## Items from an interface collection
§
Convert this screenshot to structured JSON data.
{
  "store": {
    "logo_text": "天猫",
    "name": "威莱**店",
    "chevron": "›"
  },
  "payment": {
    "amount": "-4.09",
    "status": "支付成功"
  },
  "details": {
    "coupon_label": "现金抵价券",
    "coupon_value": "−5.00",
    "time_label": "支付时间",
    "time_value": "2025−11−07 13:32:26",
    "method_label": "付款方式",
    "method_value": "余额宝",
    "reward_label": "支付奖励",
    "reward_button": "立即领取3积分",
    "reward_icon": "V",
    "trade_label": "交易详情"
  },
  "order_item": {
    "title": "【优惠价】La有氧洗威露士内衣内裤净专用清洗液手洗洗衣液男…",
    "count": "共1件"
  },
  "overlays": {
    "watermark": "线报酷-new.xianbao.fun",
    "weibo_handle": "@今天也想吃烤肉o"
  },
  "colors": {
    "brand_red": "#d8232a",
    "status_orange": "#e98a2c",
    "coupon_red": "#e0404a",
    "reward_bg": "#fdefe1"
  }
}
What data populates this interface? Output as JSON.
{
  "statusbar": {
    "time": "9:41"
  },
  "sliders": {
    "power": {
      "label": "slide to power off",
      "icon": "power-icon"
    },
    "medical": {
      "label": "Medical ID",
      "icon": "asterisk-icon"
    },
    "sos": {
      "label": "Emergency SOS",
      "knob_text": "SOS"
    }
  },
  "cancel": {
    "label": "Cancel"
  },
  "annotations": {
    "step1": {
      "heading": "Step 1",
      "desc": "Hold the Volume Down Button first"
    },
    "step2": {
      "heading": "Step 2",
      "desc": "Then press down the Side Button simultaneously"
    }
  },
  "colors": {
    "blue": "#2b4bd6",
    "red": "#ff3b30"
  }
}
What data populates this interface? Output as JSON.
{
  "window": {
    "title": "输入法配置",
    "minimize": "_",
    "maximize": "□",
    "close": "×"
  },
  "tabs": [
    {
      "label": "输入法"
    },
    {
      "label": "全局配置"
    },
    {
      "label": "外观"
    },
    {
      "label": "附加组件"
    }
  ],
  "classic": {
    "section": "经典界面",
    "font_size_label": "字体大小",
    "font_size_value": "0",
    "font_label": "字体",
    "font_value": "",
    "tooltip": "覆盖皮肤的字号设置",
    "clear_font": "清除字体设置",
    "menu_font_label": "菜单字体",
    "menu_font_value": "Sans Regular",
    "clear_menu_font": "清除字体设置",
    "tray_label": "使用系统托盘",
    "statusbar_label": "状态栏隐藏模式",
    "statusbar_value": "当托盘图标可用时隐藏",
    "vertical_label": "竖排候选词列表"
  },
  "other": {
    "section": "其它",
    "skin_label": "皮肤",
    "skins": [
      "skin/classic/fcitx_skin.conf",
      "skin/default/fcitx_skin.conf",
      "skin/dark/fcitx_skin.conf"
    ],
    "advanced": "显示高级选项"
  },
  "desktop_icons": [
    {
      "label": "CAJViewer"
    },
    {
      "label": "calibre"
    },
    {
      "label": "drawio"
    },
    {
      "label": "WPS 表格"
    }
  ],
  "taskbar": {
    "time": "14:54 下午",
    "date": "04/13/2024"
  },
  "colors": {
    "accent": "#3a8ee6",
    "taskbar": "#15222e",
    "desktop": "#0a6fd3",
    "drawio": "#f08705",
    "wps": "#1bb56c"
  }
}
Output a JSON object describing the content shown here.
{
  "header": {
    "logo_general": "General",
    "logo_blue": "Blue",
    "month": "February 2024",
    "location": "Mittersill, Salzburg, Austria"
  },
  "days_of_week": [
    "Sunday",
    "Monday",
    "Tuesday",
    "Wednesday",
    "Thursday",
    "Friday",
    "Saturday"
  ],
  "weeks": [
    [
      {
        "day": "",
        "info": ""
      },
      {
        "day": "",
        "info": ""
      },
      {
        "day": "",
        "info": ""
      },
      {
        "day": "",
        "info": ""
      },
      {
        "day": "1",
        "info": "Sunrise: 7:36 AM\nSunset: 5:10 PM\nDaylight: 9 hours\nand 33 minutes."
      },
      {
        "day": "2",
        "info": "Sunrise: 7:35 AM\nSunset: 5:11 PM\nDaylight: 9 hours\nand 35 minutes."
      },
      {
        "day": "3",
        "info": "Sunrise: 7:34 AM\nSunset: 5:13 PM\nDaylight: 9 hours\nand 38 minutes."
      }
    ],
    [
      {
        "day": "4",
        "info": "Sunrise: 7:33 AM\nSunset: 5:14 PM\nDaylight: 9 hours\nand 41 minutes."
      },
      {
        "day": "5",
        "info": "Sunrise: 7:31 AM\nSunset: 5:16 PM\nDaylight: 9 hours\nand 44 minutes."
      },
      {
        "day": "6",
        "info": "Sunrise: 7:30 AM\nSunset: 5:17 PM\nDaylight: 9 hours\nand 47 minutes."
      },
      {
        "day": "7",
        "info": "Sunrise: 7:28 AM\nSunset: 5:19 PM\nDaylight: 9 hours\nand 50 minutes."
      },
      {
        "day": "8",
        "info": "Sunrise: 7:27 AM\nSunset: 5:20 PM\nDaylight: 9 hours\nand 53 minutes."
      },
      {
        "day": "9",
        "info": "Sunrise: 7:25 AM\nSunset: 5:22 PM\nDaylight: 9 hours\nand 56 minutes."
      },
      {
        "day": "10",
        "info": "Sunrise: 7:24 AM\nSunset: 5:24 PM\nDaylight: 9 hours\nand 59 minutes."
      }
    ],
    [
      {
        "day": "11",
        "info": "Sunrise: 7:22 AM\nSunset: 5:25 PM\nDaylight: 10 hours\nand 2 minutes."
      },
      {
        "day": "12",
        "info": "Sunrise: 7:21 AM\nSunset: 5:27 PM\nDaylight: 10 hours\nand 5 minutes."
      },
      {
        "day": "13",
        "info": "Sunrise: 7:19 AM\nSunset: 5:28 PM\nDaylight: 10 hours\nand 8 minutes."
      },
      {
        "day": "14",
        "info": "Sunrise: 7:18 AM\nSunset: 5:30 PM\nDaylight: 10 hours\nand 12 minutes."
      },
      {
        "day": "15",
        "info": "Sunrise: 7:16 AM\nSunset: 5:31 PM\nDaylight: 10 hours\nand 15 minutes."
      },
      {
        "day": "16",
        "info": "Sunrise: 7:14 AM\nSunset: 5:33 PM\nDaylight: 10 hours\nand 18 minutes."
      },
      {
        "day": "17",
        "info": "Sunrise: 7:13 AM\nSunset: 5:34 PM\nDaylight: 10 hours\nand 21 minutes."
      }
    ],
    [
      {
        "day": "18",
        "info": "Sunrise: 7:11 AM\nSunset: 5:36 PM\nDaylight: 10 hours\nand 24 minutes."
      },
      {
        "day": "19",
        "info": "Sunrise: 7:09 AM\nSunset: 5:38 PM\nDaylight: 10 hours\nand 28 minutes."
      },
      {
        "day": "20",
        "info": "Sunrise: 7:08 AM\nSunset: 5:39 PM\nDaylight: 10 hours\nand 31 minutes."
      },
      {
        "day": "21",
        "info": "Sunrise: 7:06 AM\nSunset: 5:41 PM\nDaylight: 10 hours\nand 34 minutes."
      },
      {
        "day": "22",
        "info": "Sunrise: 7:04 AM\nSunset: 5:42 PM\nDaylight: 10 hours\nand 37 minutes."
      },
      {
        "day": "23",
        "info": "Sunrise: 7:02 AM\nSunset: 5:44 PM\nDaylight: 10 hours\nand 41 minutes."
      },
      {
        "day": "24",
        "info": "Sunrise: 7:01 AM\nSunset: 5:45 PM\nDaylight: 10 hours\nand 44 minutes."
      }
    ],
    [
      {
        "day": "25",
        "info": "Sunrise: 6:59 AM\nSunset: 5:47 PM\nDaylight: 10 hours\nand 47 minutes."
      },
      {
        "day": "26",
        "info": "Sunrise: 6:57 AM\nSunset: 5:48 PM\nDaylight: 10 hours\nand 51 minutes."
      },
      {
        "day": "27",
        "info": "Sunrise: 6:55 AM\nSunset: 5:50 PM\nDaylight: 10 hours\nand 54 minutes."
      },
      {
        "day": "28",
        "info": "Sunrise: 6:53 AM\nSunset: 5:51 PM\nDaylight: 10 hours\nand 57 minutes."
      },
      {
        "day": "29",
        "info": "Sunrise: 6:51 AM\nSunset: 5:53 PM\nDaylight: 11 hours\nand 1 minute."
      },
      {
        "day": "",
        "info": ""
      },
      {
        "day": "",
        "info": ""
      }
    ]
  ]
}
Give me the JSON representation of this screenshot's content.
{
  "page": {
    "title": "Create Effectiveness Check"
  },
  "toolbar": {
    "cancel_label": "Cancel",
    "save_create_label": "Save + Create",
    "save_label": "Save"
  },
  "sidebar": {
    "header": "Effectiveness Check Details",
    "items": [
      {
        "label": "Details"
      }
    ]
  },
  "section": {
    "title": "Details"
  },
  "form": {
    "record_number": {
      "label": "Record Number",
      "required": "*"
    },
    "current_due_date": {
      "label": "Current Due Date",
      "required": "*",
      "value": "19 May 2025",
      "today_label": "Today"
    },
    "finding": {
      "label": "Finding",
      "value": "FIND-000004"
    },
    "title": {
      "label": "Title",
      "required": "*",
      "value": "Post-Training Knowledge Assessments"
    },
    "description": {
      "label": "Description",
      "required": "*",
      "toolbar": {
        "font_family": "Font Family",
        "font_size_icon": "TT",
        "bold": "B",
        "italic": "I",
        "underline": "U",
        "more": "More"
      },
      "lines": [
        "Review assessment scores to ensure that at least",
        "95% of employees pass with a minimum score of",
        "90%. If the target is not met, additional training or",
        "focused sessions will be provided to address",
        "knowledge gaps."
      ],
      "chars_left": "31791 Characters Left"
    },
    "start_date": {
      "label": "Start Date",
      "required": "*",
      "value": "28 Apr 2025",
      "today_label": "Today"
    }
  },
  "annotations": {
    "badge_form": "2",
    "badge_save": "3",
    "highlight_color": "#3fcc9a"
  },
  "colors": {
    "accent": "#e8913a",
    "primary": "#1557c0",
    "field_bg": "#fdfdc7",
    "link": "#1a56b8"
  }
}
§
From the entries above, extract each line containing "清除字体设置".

## Written reply
    "clear_font": "清除字体设置",
    "clear_menu_font": "清除字体设置",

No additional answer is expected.